→ About this exercise
Could you report every line of the listing below that holds the word "TodoInsert"?

→ Data for this task
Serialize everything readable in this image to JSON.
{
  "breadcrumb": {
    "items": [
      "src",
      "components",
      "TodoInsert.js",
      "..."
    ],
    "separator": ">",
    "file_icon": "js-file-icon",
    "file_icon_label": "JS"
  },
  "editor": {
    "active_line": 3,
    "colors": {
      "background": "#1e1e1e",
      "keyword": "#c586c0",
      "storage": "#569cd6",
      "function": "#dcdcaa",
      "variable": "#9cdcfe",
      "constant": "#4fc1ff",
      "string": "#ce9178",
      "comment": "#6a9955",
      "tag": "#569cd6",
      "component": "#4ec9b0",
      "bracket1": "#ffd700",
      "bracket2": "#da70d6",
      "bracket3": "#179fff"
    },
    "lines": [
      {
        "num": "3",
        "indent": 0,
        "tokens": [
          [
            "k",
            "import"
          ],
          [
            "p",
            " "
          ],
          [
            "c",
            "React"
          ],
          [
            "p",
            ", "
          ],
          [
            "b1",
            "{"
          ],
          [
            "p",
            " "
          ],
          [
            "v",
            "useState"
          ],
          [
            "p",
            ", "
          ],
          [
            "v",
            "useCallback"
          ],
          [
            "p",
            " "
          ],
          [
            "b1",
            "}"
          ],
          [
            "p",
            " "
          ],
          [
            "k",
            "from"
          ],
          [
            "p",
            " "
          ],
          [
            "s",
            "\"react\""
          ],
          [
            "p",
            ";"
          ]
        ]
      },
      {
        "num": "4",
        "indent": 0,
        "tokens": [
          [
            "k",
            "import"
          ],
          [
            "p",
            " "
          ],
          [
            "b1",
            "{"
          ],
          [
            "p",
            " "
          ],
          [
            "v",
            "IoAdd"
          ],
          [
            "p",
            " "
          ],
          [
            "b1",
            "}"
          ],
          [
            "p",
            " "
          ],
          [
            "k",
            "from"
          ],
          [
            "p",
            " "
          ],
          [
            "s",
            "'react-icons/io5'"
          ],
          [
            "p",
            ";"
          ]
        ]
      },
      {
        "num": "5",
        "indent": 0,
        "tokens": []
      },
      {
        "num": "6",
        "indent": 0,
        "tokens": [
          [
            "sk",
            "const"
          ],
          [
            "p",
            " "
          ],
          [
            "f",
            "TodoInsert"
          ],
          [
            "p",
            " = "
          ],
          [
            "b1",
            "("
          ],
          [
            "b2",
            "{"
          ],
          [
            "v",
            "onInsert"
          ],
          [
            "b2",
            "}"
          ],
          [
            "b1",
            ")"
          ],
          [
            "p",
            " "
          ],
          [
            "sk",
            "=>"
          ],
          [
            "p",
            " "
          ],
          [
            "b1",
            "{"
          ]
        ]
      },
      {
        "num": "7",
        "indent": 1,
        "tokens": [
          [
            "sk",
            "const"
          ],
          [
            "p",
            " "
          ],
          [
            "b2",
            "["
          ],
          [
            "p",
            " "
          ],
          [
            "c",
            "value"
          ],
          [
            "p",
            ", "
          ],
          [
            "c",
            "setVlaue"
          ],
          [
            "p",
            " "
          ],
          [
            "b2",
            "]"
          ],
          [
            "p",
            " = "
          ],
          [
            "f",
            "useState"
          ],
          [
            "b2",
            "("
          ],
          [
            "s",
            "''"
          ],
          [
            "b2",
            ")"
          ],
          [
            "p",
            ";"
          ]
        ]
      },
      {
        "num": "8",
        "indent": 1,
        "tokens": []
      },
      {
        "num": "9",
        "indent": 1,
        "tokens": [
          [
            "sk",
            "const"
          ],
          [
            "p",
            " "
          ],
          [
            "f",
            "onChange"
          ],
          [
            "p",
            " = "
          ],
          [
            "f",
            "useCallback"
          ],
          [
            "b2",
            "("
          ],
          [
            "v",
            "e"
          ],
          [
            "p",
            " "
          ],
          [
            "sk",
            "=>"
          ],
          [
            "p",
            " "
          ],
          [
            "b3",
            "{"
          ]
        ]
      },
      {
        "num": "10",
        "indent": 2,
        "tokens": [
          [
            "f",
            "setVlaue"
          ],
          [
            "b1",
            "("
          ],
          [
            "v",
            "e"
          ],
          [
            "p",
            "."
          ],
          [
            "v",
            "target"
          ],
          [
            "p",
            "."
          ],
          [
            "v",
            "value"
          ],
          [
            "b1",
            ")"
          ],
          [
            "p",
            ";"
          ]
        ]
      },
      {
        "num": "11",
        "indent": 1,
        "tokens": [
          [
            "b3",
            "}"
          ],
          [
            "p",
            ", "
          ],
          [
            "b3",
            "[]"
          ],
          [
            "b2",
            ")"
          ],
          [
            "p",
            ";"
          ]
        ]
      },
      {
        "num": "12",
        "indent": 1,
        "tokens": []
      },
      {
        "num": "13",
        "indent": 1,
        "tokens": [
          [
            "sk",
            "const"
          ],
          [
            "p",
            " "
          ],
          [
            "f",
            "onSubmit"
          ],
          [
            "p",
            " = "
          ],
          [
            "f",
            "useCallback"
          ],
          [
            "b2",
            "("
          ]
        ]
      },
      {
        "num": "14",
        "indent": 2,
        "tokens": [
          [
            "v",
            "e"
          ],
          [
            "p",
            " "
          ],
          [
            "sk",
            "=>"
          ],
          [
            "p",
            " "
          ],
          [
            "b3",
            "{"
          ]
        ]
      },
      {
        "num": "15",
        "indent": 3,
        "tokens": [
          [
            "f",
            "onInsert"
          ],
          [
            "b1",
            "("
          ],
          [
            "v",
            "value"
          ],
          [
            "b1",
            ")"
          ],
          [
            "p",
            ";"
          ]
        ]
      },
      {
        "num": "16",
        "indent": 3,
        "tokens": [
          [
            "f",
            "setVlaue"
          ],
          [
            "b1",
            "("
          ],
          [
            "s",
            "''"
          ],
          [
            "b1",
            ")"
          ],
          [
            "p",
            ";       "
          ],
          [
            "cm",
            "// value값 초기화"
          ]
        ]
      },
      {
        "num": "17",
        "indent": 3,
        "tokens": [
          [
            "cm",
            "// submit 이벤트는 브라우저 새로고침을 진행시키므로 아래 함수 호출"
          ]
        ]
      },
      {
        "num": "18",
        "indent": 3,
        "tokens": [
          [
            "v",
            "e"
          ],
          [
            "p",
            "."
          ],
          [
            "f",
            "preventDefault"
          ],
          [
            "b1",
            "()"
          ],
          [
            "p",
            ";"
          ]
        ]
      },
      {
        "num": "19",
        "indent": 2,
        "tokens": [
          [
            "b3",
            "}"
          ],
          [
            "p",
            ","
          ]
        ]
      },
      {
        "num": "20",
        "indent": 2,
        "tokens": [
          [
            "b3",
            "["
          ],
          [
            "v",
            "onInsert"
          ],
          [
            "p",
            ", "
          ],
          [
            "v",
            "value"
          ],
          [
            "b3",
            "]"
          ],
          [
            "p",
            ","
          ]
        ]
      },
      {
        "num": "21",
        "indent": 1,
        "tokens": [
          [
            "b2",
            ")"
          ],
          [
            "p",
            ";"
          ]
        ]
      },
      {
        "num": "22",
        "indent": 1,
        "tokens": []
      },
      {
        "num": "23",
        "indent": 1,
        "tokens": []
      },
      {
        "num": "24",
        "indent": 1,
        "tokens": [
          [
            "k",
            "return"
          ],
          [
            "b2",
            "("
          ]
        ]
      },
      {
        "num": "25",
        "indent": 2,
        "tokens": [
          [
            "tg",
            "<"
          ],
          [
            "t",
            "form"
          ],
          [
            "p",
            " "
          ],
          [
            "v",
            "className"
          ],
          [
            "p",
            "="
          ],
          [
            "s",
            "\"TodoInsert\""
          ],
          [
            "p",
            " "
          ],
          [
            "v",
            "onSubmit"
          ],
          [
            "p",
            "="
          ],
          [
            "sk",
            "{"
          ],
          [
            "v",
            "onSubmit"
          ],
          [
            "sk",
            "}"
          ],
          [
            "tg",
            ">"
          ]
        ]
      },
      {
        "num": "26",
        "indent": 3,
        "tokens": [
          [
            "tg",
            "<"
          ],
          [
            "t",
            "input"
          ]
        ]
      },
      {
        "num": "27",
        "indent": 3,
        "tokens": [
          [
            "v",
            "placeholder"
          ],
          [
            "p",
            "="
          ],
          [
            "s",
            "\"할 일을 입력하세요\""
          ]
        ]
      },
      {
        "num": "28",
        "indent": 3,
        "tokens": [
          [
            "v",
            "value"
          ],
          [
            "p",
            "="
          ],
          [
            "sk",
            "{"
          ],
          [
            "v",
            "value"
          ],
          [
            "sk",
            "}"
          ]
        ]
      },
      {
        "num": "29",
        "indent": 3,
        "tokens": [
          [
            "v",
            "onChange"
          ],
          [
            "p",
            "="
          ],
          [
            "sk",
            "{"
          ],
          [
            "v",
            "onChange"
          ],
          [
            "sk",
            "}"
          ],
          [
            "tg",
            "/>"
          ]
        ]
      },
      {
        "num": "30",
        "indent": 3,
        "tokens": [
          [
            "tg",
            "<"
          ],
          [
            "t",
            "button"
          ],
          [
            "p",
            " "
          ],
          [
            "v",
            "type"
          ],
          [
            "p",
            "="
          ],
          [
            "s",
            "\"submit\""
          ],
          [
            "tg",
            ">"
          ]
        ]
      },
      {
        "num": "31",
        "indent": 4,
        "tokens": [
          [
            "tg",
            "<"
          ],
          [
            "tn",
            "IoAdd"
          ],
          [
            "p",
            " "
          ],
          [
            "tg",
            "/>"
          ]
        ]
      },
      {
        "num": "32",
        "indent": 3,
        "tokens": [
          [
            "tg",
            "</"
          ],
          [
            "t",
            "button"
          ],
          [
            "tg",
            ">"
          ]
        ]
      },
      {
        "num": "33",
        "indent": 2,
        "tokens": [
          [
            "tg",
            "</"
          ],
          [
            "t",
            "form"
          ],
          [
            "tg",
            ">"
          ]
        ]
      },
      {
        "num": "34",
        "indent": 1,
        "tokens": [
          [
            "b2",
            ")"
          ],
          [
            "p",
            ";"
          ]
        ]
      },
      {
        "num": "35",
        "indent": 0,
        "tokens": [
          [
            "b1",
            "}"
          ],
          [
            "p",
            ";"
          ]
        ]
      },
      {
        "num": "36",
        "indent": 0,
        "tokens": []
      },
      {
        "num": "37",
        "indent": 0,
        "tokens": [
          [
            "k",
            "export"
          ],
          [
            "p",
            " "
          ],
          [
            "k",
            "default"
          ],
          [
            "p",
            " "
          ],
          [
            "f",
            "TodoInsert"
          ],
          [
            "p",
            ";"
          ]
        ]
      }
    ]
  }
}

→ Reply to the task
      "TodoInsert.js",
            "TodoInsert"
            "\"TodoInsert\""
            "TodoInsert"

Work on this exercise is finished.